Adam Brandizzi

Well, no function needs a doctest but, in my experience, it is useful to put a doctest in every function. Even the smallest private functions. For three reasons:

  1. We get documentation. With a doctest, we have a basic explanation of how we expect the function to be used, naturally. Even if the function is not published, it will be helpful when you're maintaining code that uses the function. And it helps a lot to reuse the code.

  2. We get some tests. The most basic behaviors of the function are now protected against unintended changes. If we have to handle a new corner case, we can add it to the doctest as well and ensure it will be preserved.

  3. And finally, the least obvious one: we get a better function. If we force ourselves to doctest a function, we find ourselves working to make it more documentable. Some lazy decisions we could take (relying on globals, mixing I/O and processing etc.) are not that convenient anymore. Our function got more and better seams, is easier to call and is more predictable.
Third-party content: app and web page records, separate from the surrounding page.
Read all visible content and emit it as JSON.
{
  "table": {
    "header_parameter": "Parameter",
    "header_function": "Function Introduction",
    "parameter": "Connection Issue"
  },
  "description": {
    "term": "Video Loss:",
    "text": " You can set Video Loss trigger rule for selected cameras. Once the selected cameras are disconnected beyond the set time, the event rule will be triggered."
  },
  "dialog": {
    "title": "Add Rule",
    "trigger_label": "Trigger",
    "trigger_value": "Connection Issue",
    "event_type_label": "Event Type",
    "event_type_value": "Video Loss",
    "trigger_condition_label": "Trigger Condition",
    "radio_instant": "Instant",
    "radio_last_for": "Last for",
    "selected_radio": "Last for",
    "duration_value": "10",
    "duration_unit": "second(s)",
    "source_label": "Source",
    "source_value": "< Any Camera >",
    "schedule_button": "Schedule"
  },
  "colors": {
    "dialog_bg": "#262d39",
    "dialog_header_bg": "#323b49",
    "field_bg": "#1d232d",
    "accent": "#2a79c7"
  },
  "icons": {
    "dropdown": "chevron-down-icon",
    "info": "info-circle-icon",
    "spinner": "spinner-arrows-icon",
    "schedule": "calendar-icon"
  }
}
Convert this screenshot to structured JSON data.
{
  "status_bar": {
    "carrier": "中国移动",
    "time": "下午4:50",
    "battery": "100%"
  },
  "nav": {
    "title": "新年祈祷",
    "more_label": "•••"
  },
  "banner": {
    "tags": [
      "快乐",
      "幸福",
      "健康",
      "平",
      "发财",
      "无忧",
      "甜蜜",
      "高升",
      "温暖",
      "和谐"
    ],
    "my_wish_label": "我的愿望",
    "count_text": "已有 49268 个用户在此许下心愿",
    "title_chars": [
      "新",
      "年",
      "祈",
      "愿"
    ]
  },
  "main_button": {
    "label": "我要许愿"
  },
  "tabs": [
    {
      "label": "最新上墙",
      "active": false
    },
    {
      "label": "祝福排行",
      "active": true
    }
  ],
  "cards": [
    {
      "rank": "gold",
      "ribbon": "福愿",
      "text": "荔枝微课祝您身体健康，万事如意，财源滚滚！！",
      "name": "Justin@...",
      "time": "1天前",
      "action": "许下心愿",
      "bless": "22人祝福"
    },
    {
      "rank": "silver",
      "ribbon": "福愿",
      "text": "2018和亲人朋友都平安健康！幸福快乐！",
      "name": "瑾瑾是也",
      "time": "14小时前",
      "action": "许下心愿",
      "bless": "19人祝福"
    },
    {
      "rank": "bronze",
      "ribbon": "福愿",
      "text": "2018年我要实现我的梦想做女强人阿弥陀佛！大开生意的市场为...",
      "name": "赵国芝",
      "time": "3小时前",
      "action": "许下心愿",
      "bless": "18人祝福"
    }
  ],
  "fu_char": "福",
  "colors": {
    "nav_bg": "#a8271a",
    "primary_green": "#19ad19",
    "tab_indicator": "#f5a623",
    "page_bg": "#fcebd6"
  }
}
Again, this is my experience after trying an unorthodox approach. Would you try it to be if it is true? :)